Would you please restate all of the entries exactly, apart from the pictures?

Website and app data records
· · · · · · ·
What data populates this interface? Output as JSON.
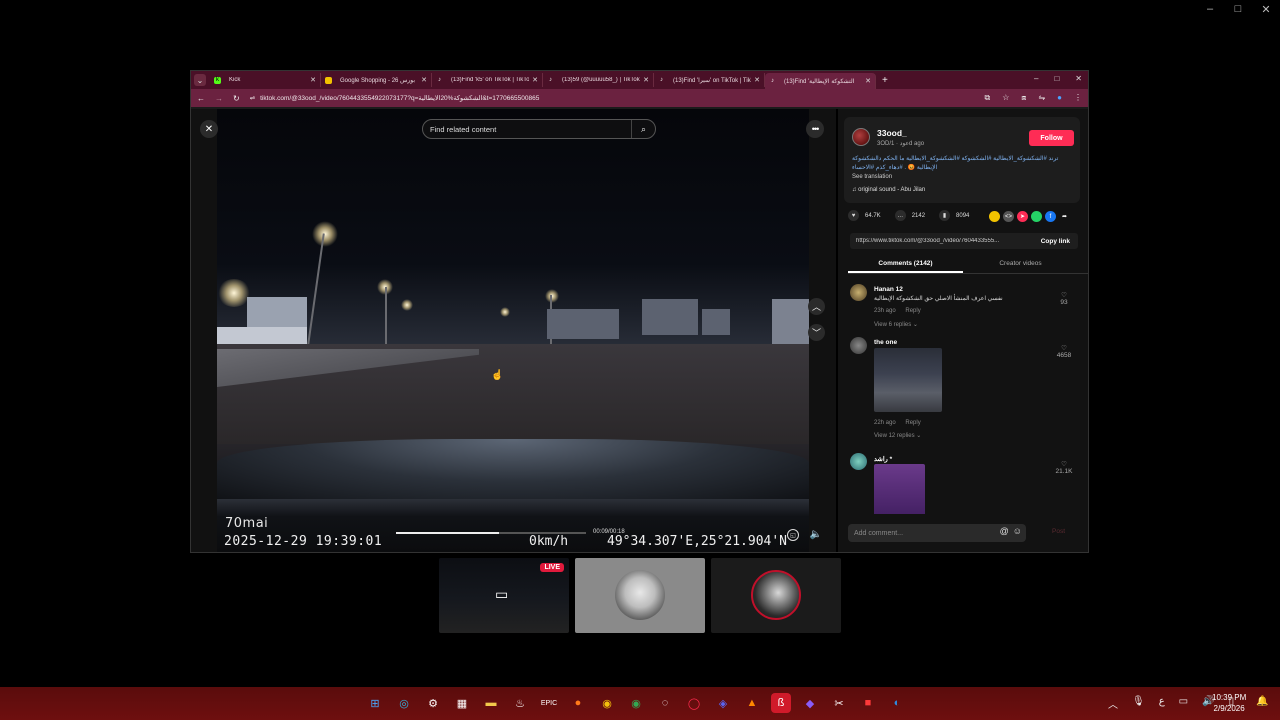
{
  "outer_window": {
    "controls": [
      "–",
      "□",
      "✕"
    ]
  },
  "browser": {
    "tabs": [
      {
        "title": "Kick",
        "icon": "kick-icon",
        "color": "#53fc18",
        "active": false
      },
      {
        "title": "Google Shopping - 26 بورس",
        "icon": "shopping-icon",
        "color": "#f2c200",
        "active": false
      },
      {
        "title": "(13)Find 'k5' on TikTok | TikTok",
        "icon": "tiktok-icon",
        "color": "#ffffff",
        "active": false
      },
      {
        "title": "(13)59 (@uuuuu58_) | TikTok",
        "icon": "tiktok-icon",
        "color": "#ffffff",
        "active": false
      },
      {
        "title": "(13)Find 'سيرا' on TikTok | TikTok",
        "icon": "tiktok-icon",
        "color": "#ffffff",
        "active": false
      },
      {
        "title": "(13)Find 'التشكوكة الإيطالية",
        "icon": "tiktok-icon",
        "color": "#ffffff",
        "active": true
      }
    ],
    "window_controls": [
      "–",
      "□",
      "✕"
    ],
    "url": "tiktok.com/@33ood_/video/7604433554922073177?q=الشكشوكة%20الايطالية&t=1770665500865"
  },
  "video": {
    "search_placeholder": "Find related content",
    "brand": "70mai",
    "timestamp": "2025-12-29  19:39:01",
    "speed": "0km/h",
    "gps": "49°34.307'E,25°21.904'N",
    "time_label": "00:09/00:18",
    "progress": 0.54
  },
  "side": {
    "author": {
      "name": "33ood_",
      "sub": "3OD/عود · 1d ago",
      "follow_label": "Follow"
    },
    "caption": "ترند #الشكشوكة_الايطالية #الشكشوكة #الشكشوكة_الايطالية ما الحكم دالشكشوكة الإيطالية 😡 . #دهاء_كذم #الاحساء",
    "see_translation": "See translation",
    "sound": "♫ original sound - Abu Jilan",
    "stats": {
      "likes": "64.7K",
      "comments": "2142",
      "saves": "8094"
    },
    "share_colors": [
      "#f2c200",
      "#555555",
      "#fe2c55",
      "#25d366",
      "#1877f2"
    ],
    "link": "https://www.tiktok.com/@33ood_/video/7604433555...",
    "copy_label": "Copy link",
    "tabs": [
      "Comments (2142)",
      "Creator videos"
    ],
    "comments": [
      {
        "name": "Hanan 12",
        "text": "نفسي اعرف المنشأ الاصلي حق الشكشوكة الإيطالية",
        "time": "23h ago",
        "reply": "Reply",
        "replies": "View 6 replies ⌄",
        "likes": "93"
      },
      {
        "name": "the one",
        "text": "",
        "time": "22h ago",
        "reply": "Reply",
        "replies": "View 12 replies ⌄",
        "likes": "4658"
      },
      {
        "name": "راشد *",
        "text": "",
        "time": "",
        "reply": "",
        "replies": "",
        "likes": "21.1K"
      }
    ],
    "comment_placeholder": "Add comment...",
    "post_label": "Post"
  },
  "thumbs": {
    "live_label": "LIVE"
  },
  "taskbar": {
    "time": "10:39 PM",
    "date": "2/9/2026",
    "lang": "ع"
  }
}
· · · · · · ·
▶ _Solution for this task_
What data populates this interface? Output as JSON.
{
  "outer_window": {
    "controls": [
      "–",
      "□",
      "✕"
    ]
  },
  "browser": {
    "tabs": [
      {
        "title": "Kick",
        "icon": "kick-icon",
        "color": "#53fc18",
        "active": false
      },
      {
        "title": "Google Shopping - 26 بورس",
        "icon": "shopping-icon",
        "color": "#f2c200",
        "active": false
      },
      {
        "title": "(13)Find 'k5' on TikTok | TikTok",
        "icon": "tiktok-icon",
        "color": "#ffffff",
        "active": false
      },
      {
        "title": "(13)59 (@uuuuu58_) | TikTok",
        "icon": "tiktok-icon",
        "color": "#ffffff",
        "active": false
      },
      {
        "title": "(13)Find 'سيرا' on TikTok | TikTok",
        "icon": "tiktok-icon",
        "color": "#ffffff",
        "active": false
      },
      {
        "title": "(13)Find 'التشكوكة الإيطالية",
        "icon": "tiktok-icon",
        "color": "#ffffff",
        "active": true
      }
    ],
    "window_controls": [
      "–",
      "□",
      "✕"
    ],
    "url": "tiktok.com/@33ood_/video/7604433554922073177?q=الشكشوكة%20الايطالية&t=1770665500865"
  },
  "video": {
    "search_placeholder": "Find related content",
    "brand": "70mai",
    "timestamp": "2025-12-29  19:39:01",
    "speed": "0km/h",
    "gps": "49°34.307'E,25°21.904'N",
    "time_label": "00:09/00:18",
    "progress": 0.54
  },
  "side": {
    "author": {
      "name": "33ood_",
      "sub": "3OD/عود · 1d ago",
      "follow_label": "Follow"
    },
    "caption": "ترند #الشكشوكة_الايطالية #الشكشوكة #الشكشوكة_الايطالية ما الحكم دالشكشوكة الإيطالية 😡 . #دهاء_كذم #الاحساء",
    "see_translation": "See translation",
    "sound": "♫ original sound - Abu Jilan",
    "stats": {
      "likes": "64.7K",
      "comments": "2142",
      "saves": "8094"
    },
    "share_colors": [
      "#f2c200",
      "#555555",
      "#fe2c55",
      "#25d366",
      "#1877f2"
    ],
    "link": "https://www.tiktok.com/@33ood_/video/7604433555...",
    "copy_label": "Copy link",
    "tabs": [
      "Comments (2142)",
      "Creator videos"
    ],
    "comments": [
      {
        "name": "Hanan 12",
        "text": "نفسي اعرف المنشأ الاصلي حق الشكشوكة الإيطالية",
        "time": "23h ago",
        "reply": "Reply",
        "replies": "View 6 replies ⌄",
        "likes": "93"
      },
      {
        "name": "the one",
        "text": "",
        "time": "22h ago",
        "reply": "Reply",
        "replies": "View 12 replies ⌄",
        "likes": "4658"
      },
      {
        "name": "راشد *",
        "text": "",
        "time": "",
        "reply": "",
        "replies": "",
        "likes": "21.1K"
      }
    ],
    "comment_placeholder": "Add comment...",
    "post_label": "Post"
  },
  "thumbs": {
    "live_label": "LIVE"
  },
  "taskbar": {
    "time": "10:39 PM",
    "date": "2/9/2026",
    "lang": "ع"
  }
}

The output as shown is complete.